Several things came to mind for me as I talked with Greg.  First, I feel strong “thank you” vibes going out to the crews of Big Roi and Ecstasea.  That’s what we train for, and God bless them for getting out there and braving the storm to help another crew in trouble.  They stayed out in moderate gale force winds straining the ships’ engines and parting their lines all night long as they tried to rescue Mirabella. When those big towing lines part, it is extremely dangerous.  The crews who were on deck last night were literally putting their lives on the line.
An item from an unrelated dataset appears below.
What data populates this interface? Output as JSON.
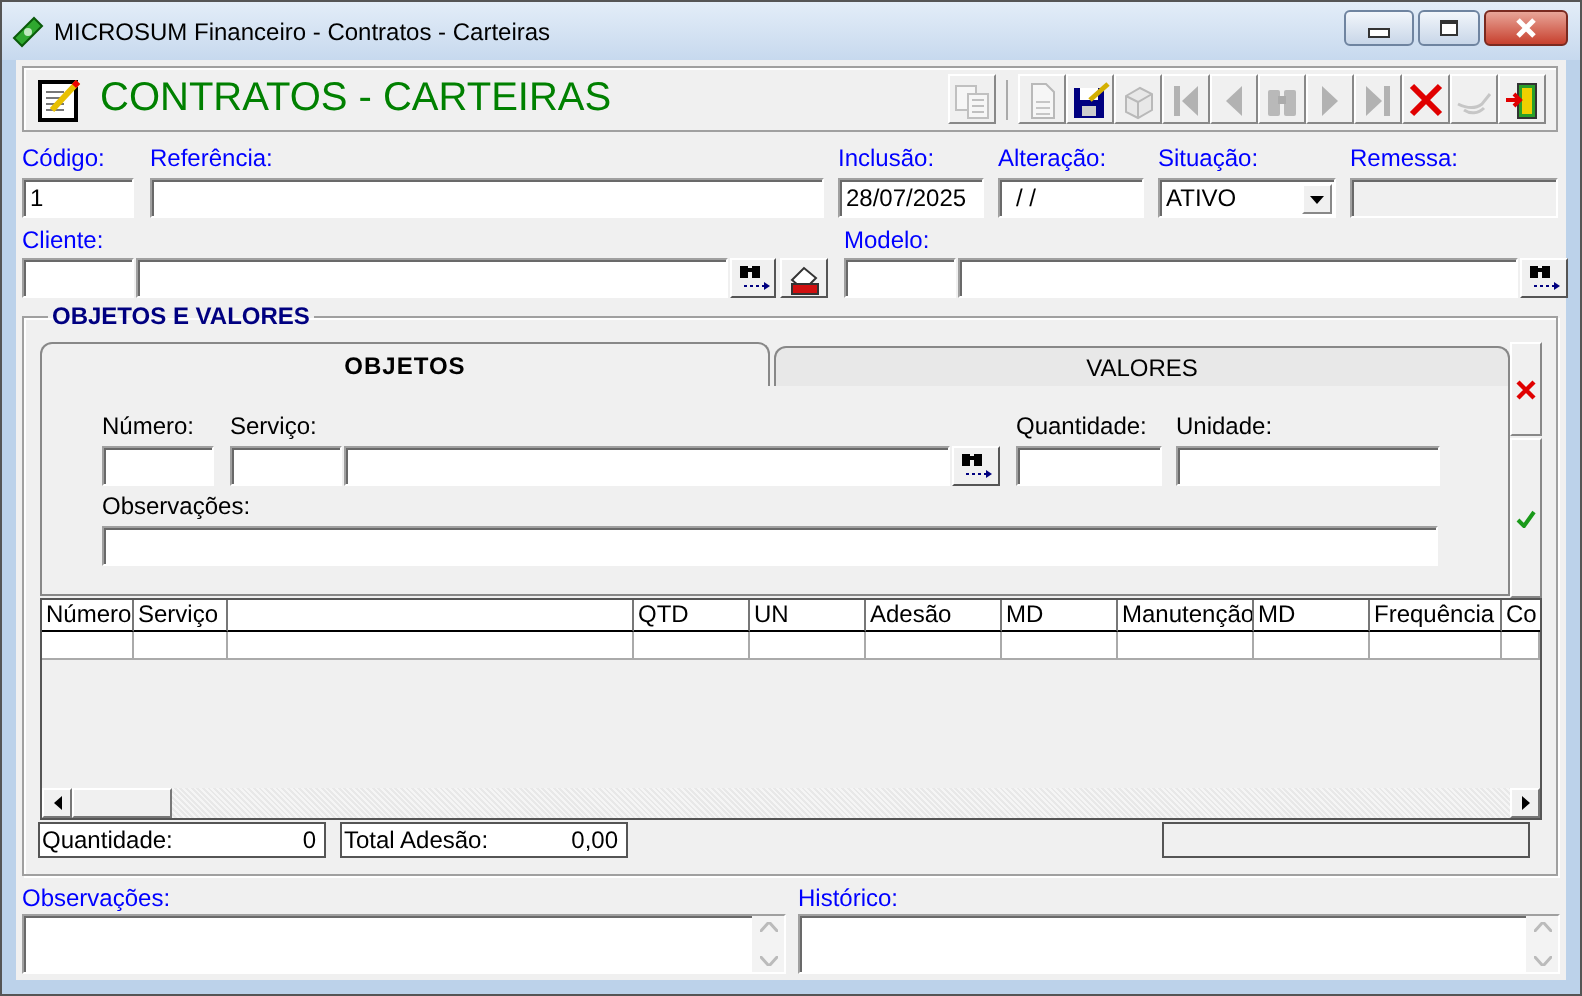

This strong camaraderie among yacht crews is a big part of the magic of the industry. As Greg Mullen pointed out, this is what all that safety training is about, and the reason we do safety drills.

Finally, Greg and I discussed the issue of stability that keeps coming up with regard to the new super sailing yachts that are being built.  Mirabella V is huge for a sloop.  She was designed by Ron Holland, and she’s 246 feet long with a retractable keel.  The keel goes down to 32 feet when it’s fully extended and up to 12 feet when it’s retracted.  I’m not sure how tall that single mast is, but very, very tall to be sure.  That’s the problem with the big sloop designs.  The mast is so tall and heavy, that a very deep keel is required to balance it.  In optimal conditions, the sloop rig is very fast under sail, but that begs the question, what about when the conditions are not optimal?  Are the uncertainties about the ship’s stability worth the risks?

The take-away? Keep up to date with your safety training.

What makes a “Weather Guy”?

An interview with Jim Kline of the National Weather Service
originally published in the Employment Times, May 19, 2003

By Kim Davis © 2003

All of us who are involved with any aspect of the travel industry are deeply affected by the weather.  As a marine biology student-come-sailor, a significant part of my education involved the weather, both on the job and in the classroom.  Our lives often depend on our being prepared for the violent forces of nature, and without the help of the world’s professional meteorologists, our chances of surviving the terrible storms we encounter would not be nearly as good.

This week, Jim Kline, of the National Weather Service, took the time to answer some questions for us about his fascinating job as a professional meteorologist. Continue reading “What makes a “Weather Guy”?”